#### WORK ORDER
Say how many lines of the listing below include the word "timecode", with no other output.

#### RECORDS SUPPLIED
Segment Open

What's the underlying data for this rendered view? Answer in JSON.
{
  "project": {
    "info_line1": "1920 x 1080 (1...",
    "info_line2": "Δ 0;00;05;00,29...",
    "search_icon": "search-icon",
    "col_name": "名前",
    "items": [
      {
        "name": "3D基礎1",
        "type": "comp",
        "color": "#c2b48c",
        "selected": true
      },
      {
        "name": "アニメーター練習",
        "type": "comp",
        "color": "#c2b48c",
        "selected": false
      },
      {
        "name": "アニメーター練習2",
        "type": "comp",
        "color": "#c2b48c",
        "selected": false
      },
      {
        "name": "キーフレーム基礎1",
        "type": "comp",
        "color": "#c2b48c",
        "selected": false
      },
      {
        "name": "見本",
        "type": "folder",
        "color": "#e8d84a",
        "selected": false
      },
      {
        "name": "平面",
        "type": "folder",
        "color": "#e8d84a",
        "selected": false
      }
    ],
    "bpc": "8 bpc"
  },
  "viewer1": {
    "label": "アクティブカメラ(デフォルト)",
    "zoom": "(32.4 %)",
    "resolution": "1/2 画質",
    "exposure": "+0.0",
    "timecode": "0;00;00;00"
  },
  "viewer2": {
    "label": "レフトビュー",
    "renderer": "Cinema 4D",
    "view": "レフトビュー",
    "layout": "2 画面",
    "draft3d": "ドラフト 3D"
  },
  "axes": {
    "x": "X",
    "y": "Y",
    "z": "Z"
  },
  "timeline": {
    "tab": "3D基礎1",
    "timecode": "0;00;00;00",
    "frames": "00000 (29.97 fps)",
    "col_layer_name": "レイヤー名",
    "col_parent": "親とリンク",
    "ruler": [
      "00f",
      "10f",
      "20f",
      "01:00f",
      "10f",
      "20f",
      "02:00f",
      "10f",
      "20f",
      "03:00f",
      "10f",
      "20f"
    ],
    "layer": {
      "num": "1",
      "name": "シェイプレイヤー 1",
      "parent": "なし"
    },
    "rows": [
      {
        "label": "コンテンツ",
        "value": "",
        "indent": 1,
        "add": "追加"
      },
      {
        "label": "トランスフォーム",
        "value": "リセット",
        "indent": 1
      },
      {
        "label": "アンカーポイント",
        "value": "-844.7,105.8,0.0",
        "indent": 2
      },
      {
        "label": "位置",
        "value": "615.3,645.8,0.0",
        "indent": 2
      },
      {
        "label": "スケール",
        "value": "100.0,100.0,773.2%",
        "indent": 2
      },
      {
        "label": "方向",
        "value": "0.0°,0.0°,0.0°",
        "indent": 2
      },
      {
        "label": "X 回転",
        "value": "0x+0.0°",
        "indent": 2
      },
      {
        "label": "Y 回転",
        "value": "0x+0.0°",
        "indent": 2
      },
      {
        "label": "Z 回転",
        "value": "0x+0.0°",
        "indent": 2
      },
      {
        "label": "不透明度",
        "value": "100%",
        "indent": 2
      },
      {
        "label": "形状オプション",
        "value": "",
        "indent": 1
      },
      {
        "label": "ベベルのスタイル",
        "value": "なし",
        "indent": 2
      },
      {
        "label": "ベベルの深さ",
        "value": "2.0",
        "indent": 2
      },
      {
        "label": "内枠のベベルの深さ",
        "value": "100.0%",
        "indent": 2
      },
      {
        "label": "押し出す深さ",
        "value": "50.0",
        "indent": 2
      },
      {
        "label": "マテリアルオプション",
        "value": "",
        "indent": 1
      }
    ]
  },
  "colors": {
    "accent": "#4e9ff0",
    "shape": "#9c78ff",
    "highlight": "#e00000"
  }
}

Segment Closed

#### SOLVED EXERCISE
2